--- TRY IT ---
Only the lines that contain the string "icon" belong in the answer; pull them from the records.

[Items from an interface collection]
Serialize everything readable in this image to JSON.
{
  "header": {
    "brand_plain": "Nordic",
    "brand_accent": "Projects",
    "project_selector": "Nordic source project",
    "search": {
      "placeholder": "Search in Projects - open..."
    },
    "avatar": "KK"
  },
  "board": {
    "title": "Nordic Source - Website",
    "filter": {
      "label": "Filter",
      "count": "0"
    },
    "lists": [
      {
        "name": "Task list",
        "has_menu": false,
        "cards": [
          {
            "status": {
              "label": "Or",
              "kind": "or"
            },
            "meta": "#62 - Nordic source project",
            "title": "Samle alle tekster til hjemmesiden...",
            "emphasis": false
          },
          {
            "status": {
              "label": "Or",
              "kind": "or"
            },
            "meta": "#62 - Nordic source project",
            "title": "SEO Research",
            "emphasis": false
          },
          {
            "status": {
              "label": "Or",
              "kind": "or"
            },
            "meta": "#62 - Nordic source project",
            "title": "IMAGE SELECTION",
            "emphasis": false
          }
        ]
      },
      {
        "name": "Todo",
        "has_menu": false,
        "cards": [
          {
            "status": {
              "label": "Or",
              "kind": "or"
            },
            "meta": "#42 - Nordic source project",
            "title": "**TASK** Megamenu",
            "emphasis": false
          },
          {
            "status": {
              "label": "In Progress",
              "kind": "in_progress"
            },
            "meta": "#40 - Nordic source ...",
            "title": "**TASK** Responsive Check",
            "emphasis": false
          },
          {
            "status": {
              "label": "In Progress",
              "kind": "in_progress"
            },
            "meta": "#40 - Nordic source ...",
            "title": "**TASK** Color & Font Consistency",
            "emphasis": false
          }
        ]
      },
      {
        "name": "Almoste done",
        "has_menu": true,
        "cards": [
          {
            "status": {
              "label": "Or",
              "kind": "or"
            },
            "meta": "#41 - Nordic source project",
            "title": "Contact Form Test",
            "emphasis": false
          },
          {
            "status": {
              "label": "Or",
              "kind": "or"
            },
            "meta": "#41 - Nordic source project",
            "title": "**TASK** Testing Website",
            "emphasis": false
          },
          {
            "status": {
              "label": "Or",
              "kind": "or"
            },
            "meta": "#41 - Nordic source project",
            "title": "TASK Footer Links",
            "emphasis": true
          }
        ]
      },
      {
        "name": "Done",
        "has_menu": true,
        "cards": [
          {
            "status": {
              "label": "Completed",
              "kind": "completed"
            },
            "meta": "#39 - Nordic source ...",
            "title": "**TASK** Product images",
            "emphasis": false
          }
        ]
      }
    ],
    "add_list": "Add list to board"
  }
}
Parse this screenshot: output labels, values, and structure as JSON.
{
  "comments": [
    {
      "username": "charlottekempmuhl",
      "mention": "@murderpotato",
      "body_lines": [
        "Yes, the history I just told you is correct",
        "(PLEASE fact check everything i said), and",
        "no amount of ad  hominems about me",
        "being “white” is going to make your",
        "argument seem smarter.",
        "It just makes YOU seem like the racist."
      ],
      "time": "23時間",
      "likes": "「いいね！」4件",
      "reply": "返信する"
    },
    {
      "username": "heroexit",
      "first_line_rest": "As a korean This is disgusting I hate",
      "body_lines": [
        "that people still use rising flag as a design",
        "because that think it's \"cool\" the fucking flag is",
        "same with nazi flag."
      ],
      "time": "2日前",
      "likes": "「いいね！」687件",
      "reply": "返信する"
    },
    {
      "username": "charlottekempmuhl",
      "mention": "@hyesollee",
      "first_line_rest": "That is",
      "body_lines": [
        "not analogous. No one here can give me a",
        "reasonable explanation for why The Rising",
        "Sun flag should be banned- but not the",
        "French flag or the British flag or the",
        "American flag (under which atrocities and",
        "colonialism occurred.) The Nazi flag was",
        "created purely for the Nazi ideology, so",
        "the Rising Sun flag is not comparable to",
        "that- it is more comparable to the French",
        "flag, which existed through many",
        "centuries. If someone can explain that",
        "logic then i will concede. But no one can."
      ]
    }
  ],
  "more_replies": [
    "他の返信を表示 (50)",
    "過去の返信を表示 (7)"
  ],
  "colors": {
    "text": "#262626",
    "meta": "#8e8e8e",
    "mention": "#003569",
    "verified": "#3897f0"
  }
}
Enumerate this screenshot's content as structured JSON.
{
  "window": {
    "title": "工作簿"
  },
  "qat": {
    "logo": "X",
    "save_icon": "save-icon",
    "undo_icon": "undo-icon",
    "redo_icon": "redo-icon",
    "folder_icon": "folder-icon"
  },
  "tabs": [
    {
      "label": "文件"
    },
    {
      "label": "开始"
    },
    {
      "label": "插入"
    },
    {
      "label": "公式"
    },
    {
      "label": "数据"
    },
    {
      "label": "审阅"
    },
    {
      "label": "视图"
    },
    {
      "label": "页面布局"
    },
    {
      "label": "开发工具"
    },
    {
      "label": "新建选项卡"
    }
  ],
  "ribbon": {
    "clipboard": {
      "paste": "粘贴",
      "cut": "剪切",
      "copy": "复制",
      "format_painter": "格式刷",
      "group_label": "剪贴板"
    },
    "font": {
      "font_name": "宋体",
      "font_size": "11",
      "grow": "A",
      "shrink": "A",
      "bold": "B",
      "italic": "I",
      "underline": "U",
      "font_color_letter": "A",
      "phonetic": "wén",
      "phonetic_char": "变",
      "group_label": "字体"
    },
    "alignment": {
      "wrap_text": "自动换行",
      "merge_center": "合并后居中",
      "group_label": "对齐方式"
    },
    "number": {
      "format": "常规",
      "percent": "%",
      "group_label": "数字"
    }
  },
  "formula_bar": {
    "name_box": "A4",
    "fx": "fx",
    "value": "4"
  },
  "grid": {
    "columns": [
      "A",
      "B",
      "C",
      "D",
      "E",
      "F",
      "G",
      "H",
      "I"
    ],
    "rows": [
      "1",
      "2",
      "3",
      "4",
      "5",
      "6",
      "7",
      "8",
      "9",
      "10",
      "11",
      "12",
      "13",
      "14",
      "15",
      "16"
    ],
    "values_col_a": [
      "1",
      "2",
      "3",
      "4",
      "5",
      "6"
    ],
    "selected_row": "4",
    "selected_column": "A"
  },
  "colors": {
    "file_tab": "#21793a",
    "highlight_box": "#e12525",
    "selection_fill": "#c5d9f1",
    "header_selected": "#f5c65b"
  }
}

--- EXERCISE ANSWER ---
    "save_icon": "save-icon",
    "undo_icon": "undo-icon",
    "redo_icon": "redo-icon",
    "folder_icon": "folder-icon"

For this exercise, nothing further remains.